When A House Is Not a Home

By Jerald L. Hoover
Updated: March 23, 2009

New York Knicks NEW YORK — Just when you thought the Knicks reached a new low especially when a couple of months ago they permitted the mundane Minnesota Timberwolves to redeem themselves and find prosperity by snapping a 13-game losing streak they find a way to do it again.

They unleashed the serpent and allowed un-royal Sacramento Kings (the dreads of the Western Conference) to bite them. The Kings slithered into the Garden sporting a rotten to the core 0-28 record on the road against Eastern Conference teams and beat the Knicks soundly 121-94.

The opponent healing has gone this way for quite awhile now for the Knicks. It’s getting to become for them a Dis-enchanted Garden of sorts. Long gone are the days of Pat Riley and Patrick and Oak and Mace and the gang when in the fourth quarter you had to go thru hell and hot water to get anywhere near the basket.

These Knicks guard the paint as is the offensive player was carrying a hand grenade. How this team could tolerate the Kings to score 121 on their home floor is baffling at best. Sure they were without two of their rotation players in Al Harrington and Danillo Galinari who returned to his native Italy to get a second opinion on his ailing back, but they weren’t the most defensive minded players in the bunch either.

Coach Mike D’Antoni’s job isn’t in trouble by a long shot but one has to almost wonder if a guy like Mark Jackson if given the proper equipment and input wouldn’t have done a better job, especially on the defensive end.

One this is for certain he would’ve brought back a lot of the older guys that prided themselves in defense and rebounding and being in proper shape and having mental toughness to endure prosperous times as well as challenging times. This way the Garden wouldn’t have been a place where losing and slumping teams could come and find themselves.

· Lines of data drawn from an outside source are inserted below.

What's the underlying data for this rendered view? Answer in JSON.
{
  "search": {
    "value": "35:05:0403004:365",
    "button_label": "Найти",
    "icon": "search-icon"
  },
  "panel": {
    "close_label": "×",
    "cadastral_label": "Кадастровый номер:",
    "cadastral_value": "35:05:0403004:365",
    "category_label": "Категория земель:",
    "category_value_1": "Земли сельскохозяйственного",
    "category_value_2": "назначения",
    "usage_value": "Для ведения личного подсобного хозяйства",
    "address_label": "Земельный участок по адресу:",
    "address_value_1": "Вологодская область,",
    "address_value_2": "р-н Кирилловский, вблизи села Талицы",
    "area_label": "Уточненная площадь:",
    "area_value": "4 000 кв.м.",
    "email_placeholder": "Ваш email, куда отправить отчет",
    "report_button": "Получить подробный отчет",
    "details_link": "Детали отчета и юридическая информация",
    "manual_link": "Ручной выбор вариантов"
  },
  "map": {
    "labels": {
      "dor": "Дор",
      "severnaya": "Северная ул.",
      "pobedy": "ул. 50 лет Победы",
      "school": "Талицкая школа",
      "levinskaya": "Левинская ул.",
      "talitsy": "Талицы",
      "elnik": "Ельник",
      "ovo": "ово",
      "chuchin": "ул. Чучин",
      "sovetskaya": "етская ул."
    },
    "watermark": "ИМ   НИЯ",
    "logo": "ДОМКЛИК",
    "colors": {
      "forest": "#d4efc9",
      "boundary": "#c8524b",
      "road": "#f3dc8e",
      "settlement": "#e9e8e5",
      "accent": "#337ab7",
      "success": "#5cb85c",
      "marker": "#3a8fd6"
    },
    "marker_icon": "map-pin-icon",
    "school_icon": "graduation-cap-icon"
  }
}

One couldn’t say that Kobe or LeBron wouldn’t have come to the Garden and done their thing, but 61 and 52 points respectively and in back to back games? In the Pat and Pat days that wouldn’t have happened without someone being laid out first.

If those points were scored it would’ve been done in two or three overtimes at best. And they wouldn’t have come so easily. The Knicks were playing defense as if they were allergic to it.

Sure Michael Jordan in his heyday visited the Garden and planted his own flowers but, he didn’t do it without getting good and dirty. His forays to the basket were met with bumps and checks so that he felt it in the fourth quarter.

Other than Reggie Miller who was a supreme shooter and Shaq who’d been a load to guard in any era, not a lot of superstars were having career days in the Garden. Especially big men who had to deal with Charles Oakley and Anthony Mason because by the time the fourth quarter rolled around they were so beat up, bruised and fatigued those shots weren’t going in with the same consistency as in the prior three quarters.

It was a science that Oak and Mace used to perfection. And had it not been for Jordan and the same can be said for a few times in that era, the Knicks and Ewing would’ve won a Championship or two.

One thing that these Knicks need to be weary of is that with all of the money they’re trying to save under the cap for 2010 that they don’t deplete their talent pool so much that a free agent wouldn’t be attracted to them.

Money is money in the NBA but, the real superstars hate losing. The Knicks need now to adopt that same of mentality or it will turn into chants of “Fi-yah Don-nie” and or “Fire Mi-key!”